● Assignment: Set every record down again exactly. Do not carry over the pictures.

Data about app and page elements

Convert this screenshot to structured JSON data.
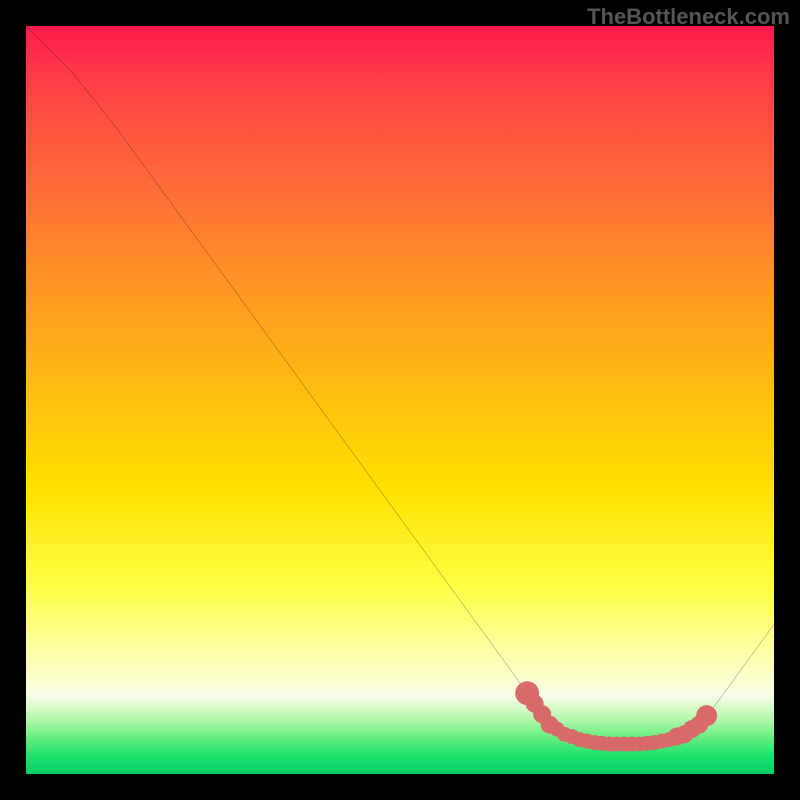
{
  "watermark": "TheBottleneck.com",
  "chart_data": {
    "type": "line",
    "title": "",
    "xlabel": "",
    "ylabel": "",
    "xlim": [
      0,
      100
    ],
    "ylim": [
      0,
      100
    ],
    "grid": false,
    "curve": [
      {
        "x": 0,
        "y": 100
      },
      {
        "x": 6,
        "y": 94
      },
      {
        "x": 12,
        "y": 86.5
      },
      {
        "x": 64,
        "y": 15
      },
      {
        "x": 67,
        "y": 10.8
      },
      {
        "x": 70,
        "y": 6.6
      },
      {
        "x": 72,
        "y": 5.3
      },
      {
        "x": 74,
        "y": 4.6
      },
      {
        "x": 76,
        "y": 4.2
      },
      {
        "x": 78,
        "y": 4.0
      },
      {
        "x": 80,
        "y": 4.0
      },
      {
        "x": 82,
        "y": 4.0
      },
      {
        "x": 84,
        "y": 4.2
      },
      {
        "x": 86,
        "y": 4.6
      },
      {
        "x": 88,
        "y": 5.3
      },
      {
        "x": 90,
        "y": 6.6
      },
      {
        "x": 92,
        "y": 9.0
      },
      {
        "x": 100,
        "y": 20
      }
    ],
    "markers": [
      {
        "x": 67,
        "y": 10.8,
        "r": 1.6
      },
      {
        "x": 68,
        "y": 9.4,
        "r": 1.2
      },
      {
        "x": 69,
        "y": 8.0,
        "r": 1.2
      },
      {
        "x": 70,
        "y": 6.6,
        "r": 1.2
      },
      {
        "x": 71,
        "y": 6.0,
        "r": 1.0
      },
      {
        "x": 72,
        "y": 5.3,
        "r": 1.0
      },
      {
        "x": 73,
        "y": 5.0,
        "r": 1.0
      },
      {
        "x": 74,
        "y": 4.6,
        "r": 1.0
      },
      {
        "x": 75,
        "y": 4.4,
        "r": 1.0
      },
      {
        "x": 76,
        "y": 4.2,
        "r": 1.0
      },
      {
        "x": 77,
        "y": 4.1,
        "r": 1.0
      },
      {
        "x": 78,
        "y": 4.0,
        "r": 1.0
      },
      {
        "x": 79,
        "y": 4.0,
        "r": 1.0
      },
      {
        "x": 80,
        "y": 4.0,
        "r": 1.0
      },
      {
        "x": 81,
        "y": 4.0,
        "r": 1.0
      },
      {
        "x": 82,
        "y": 4.0,
        "r": 1.0
      },
      {
        "x": 83,
        "y": 4.1,
        "r": 1.0
      },
      {
        "x": 84,
        "y": 4.2,
        "r": 1.0
      },
      {
        "x": 85,
        "y": 4.4,
        "r": 1.0
      },
      {
        "x": 86,
        "y": 4.6,
        "r": 1.0
      },
      {
        "x": 87,
        "y": 5.0,
        "r": 1.2
      },
      {
        "x": 88,
        "y": 5.3,
        "r": 1.2
      },
      {
        "x": 89,
        "y": 6.0,
        "r": 1.2
      },
      {
        "x": 90,
        "y": 6.6,
        "r": 1.2
      },
      {
        "x": 91,
        "y": 7.8,
        "r": 1.4
      }
    ]
  }
}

● Written answer:
Convert this screenshot to structured JSON data.
{
  "watermark": "TheBottleneck.com",
  "chart_data": {
    "type": "line",
    "title": "",
    "xlabel": "",
    "ylabel": "",
    "xlim": [
      0,
      100
    ],
    "ylim": [
      0,
      100
    ],
    "grid": false,
    "curve": [
      {
        "x": 0,
        "y": 100
      },
      {
        "x": 6,
        "y": 94
      },
      {
        "x": 12,
        "y": 86.5
      },
      {
        "x": 64,
        "y": 15
      },
      {
        "x": 67,
        "y": 10.8
      },
      {
        "x": 70,
        "y": 6.6
      },
      {
        "x": 72,
        "y": 5.3
      },
      {
        "x": 74,
        "y": 4.6
      },
      {
        "x": 76,
        "y": 4.2
      },
      {
        "x": 78,
        "y": 4.0
      },
      {
        "x": 80,
        "y": 4.0
      },
      {
        "x": 82,
        "y": 4.0
      },
      {
        "x": 84,
        "y": 4.2
      },
      {
        "x": 86,
        "y": 4.6
      },
      {
        "x": 88,
        "y": 5.3
      },
      {
        "x": 90,
        "y": 6.6
      },
      {
        "x": 92,
        "y": 9.0
      },
      {
        "x": 100,
        "y": 20
      }
    ],
    "markers": [
      {
        "x": 67,
        "y": 10.8,
        "r": 1.6
      },
      {
        "x": 68,
        "y": 9.4,
        "r": 1.2
      },
      {
        "x": 69,
        "y": 8.0,
        "r": 1.2
      },
      {
        "x": 70,
        "y": 6.6,
        "r": 1.2
      },
      {
        "x": 71,
        "y": 6.0,
        "r": 1.0
      },
      {
        "x": 72,
        "y": 5.3,
        "r": 1.0
      },
      {
        "x": 73,
        "y": 5.0,
        "r": 1.0
      },
      {
        "x": 74,
        "y": 4.6,
        "r": 1.0
      },
      {
        "x": 75,
        "y": 4.4,
        "r": 1.0
      },
      {
        "x": 76,
        "y": 4.2,
        "r": 1.0
      },
      {
        "x": 77,
        "y": 4.1,
        "r": 1.0
      },
      {
        "x": 78,
        "y": 4.0,
        "r": 1.0
      },
      {
        "x": 79,
        "y": 4.0,
        "r": 1.0
      },
      {
        "x": 80,
        "y": 4.0,
        "r": 1.0
      },
      {
        "x": 81,
        "y": 4.0,
        "r": 1.0
      },
      {
        "x": 82,
        "y": 4.0,
        "r": 1.0
      },
      {
        "x": 83,
        "y": 4.1,
        "r": 1.0
      },
      {
        "x": 84,
        "y": 4.2,
        "r": 1.0
      },
      {
        "x": 85,
        "y": 4.4,
        "r": 1.0
      },
      {
        "x": 86,
        "y": 4.6,
        "r": 1.0
      },
      {
        "x": 87,
        "y": 5.0,
        "r": 1.2
      },
      {
        "x": 88,
        "y": 5.3,
        "r": 1.2
      },
      {
        "x": 89,
        "y": 6.0,
        "r": 1.2
      },
      {
        "x": 90,
        "y": 6.6,
        "r": 1.2
      },
      {
        "x": 91,
        "y": 7.8,
        "r": 1.4
      }
    ]
  }
}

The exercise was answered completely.